▸ **REQUIRED WORK**
Where a line contains the word "stage", copy that line from the records below.

* * * * * * * * *

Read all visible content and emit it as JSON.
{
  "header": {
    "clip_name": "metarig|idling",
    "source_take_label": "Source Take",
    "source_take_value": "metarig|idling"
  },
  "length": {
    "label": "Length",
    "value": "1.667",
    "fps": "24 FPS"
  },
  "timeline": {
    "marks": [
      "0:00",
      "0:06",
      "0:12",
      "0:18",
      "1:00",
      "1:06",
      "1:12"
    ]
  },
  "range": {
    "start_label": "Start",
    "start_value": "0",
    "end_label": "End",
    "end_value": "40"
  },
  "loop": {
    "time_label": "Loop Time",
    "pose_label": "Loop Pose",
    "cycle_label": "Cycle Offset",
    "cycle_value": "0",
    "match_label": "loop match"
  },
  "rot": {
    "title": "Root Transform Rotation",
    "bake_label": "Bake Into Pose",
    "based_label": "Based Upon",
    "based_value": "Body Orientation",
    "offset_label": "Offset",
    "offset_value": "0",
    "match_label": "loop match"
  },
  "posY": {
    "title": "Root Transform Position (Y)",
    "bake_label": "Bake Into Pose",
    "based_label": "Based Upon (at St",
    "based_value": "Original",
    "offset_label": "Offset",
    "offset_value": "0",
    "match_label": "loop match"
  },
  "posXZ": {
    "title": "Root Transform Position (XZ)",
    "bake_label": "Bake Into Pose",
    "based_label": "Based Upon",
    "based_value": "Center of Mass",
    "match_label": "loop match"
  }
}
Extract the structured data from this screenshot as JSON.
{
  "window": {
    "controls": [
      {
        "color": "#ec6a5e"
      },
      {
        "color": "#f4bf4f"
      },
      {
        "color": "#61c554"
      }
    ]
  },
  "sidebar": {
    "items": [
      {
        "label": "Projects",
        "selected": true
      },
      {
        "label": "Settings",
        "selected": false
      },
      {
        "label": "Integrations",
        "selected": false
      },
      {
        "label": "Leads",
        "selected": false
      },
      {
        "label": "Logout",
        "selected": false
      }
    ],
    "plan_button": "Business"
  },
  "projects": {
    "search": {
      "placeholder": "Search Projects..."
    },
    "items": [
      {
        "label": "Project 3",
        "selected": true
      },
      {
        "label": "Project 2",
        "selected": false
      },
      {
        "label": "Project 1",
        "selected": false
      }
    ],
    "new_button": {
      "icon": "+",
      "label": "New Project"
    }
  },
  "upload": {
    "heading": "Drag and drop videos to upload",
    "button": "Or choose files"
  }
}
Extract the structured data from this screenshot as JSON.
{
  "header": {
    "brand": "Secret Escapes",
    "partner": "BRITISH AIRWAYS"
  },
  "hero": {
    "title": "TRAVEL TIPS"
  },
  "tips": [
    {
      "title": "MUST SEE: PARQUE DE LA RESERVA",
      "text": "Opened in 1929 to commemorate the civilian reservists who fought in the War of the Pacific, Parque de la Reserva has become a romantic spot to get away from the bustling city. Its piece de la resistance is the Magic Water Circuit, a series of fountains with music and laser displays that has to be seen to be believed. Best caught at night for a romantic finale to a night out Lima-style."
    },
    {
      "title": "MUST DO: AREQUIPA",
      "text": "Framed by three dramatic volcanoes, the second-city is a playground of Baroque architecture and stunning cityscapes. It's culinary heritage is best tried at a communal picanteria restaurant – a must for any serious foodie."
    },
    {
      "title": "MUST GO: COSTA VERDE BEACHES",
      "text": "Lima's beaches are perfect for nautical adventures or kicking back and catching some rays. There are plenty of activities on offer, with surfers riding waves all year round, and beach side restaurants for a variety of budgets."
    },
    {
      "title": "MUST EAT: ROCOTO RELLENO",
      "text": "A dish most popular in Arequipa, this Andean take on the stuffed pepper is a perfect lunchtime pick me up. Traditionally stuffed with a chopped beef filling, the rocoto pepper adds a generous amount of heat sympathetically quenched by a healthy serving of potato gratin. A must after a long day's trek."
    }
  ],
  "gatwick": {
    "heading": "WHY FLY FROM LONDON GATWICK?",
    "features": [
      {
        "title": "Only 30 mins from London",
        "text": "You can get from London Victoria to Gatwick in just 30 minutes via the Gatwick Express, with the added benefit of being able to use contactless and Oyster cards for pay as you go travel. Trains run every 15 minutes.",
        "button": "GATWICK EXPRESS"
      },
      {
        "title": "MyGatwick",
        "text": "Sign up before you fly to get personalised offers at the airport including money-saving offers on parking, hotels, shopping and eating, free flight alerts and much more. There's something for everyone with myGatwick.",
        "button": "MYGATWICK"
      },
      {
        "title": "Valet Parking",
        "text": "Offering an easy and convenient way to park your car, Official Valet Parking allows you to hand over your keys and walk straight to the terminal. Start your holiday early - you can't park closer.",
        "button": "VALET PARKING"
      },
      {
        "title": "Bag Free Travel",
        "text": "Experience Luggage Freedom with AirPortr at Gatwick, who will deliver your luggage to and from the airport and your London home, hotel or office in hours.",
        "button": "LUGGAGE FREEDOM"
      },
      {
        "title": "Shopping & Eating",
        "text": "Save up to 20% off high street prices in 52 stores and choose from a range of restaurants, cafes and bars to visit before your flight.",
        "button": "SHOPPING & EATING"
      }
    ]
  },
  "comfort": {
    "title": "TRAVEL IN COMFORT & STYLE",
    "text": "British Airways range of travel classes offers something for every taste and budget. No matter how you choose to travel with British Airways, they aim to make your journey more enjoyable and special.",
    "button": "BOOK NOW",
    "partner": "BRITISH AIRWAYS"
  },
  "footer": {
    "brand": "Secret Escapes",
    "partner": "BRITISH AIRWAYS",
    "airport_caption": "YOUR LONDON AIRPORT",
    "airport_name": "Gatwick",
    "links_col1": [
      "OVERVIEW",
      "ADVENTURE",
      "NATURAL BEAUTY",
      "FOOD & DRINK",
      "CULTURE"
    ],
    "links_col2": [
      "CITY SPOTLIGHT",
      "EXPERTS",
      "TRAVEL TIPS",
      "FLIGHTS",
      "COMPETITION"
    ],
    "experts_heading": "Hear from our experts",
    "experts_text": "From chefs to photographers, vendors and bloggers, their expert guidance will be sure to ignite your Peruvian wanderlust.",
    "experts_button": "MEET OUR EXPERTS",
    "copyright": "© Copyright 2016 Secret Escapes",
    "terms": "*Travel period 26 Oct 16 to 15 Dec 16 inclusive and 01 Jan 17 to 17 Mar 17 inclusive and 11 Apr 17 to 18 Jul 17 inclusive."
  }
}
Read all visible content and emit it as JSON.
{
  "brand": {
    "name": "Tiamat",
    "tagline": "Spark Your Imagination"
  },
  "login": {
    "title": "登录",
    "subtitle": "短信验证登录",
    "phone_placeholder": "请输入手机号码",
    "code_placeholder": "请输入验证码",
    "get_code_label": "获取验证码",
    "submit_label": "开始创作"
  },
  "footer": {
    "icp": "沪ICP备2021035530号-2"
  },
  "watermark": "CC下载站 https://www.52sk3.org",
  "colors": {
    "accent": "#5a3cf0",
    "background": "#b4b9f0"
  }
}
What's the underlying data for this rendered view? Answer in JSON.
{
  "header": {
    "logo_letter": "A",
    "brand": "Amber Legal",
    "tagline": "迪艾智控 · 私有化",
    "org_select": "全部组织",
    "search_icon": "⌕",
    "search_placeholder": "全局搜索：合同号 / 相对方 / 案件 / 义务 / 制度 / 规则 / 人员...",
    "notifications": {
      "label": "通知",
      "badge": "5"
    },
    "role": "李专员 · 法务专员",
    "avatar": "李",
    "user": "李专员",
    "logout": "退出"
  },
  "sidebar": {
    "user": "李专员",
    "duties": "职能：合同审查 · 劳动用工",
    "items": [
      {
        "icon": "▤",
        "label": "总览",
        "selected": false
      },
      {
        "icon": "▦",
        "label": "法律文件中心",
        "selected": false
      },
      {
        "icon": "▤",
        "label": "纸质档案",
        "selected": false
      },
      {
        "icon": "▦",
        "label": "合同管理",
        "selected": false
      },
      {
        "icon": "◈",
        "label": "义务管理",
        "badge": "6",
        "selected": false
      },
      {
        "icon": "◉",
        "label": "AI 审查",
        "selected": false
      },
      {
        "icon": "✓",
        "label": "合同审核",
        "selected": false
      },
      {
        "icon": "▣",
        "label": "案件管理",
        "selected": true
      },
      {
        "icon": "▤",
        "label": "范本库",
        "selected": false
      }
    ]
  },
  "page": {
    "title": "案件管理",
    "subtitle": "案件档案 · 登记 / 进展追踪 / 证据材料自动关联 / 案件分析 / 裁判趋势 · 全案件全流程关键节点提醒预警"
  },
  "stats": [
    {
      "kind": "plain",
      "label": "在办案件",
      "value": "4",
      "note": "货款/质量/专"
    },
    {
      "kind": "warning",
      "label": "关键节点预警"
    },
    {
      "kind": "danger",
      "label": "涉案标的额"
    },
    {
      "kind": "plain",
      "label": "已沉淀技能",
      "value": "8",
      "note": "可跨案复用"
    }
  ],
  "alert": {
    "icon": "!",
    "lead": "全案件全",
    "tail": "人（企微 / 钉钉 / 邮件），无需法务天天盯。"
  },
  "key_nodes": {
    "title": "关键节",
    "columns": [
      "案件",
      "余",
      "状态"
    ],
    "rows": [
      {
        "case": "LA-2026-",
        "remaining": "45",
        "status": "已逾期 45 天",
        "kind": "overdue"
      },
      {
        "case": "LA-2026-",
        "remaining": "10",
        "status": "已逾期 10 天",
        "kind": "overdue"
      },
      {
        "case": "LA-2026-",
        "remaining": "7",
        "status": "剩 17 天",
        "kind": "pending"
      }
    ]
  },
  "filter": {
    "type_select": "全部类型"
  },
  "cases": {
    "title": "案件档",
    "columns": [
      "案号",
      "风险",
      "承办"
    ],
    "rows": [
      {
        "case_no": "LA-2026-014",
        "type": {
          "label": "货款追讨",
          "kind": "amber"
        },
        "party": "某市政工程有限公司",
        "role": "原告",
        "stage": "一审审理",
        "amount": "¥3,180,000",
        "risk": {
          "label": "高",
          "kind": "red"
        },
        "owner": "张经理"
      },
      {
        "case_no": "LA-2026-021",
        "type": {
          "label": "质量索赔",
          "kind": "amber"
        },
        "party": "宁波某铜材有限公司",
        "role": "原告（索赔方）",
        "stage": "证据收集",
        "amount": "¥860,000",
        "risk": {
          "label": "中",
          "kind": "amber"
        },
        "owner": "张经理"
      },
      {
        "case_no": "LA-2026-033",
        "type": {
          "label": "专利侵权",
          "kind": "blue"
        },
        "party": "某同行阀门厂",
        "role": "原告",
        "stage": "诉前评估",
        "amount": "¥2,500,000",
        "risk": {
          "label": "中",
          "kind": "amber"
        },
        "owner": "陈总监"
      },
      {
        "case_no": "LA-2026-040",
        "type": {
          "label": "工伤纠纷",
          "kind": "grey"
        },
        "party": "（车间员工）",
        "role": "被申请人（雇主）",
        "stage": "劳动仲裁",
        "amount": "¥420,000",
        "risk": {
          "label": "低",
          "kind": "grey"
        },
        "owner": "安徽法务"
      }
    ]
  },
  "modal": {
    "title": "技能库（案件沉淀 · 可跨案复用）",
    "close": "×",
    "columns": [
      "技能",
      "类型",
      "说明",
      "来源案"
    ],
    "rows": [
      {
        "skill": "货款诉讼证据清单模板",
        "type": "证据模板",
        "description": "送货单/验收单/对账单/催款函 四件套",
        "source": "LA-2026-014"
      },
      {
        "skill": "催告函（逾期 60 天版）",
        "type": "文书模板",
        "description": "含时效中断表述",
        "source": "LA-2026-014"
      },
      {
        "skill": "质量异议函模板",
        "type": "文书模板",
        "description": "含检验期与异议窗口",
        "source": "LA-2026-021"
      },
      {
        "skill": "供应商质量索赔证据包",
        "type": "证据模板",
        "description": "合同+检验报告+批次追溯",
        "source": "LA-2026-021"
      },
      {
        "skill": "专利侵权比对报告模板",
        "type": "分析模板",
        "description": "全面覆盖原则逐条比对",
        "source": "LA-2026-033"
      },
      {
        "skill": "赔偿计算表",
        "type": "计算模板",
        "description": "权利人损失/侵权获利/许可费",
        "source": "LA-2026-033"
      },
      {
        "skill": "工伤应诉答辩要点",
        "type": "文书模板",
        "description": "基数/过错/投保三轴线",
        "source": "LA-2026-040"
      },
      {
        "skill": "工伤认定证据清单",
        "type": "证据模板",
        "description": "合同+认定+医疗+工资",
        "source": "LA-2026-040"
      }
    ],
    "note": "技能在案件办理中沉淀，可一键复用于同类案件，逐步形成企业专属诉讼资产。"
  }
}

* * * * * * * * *

▸ **OUTPUT FOR THIS EXERCISE**
        "stage": "一审审理",
        "stage": "证据收集",
        "stage": "诉前评估",
        "stage": "劳动仲裁",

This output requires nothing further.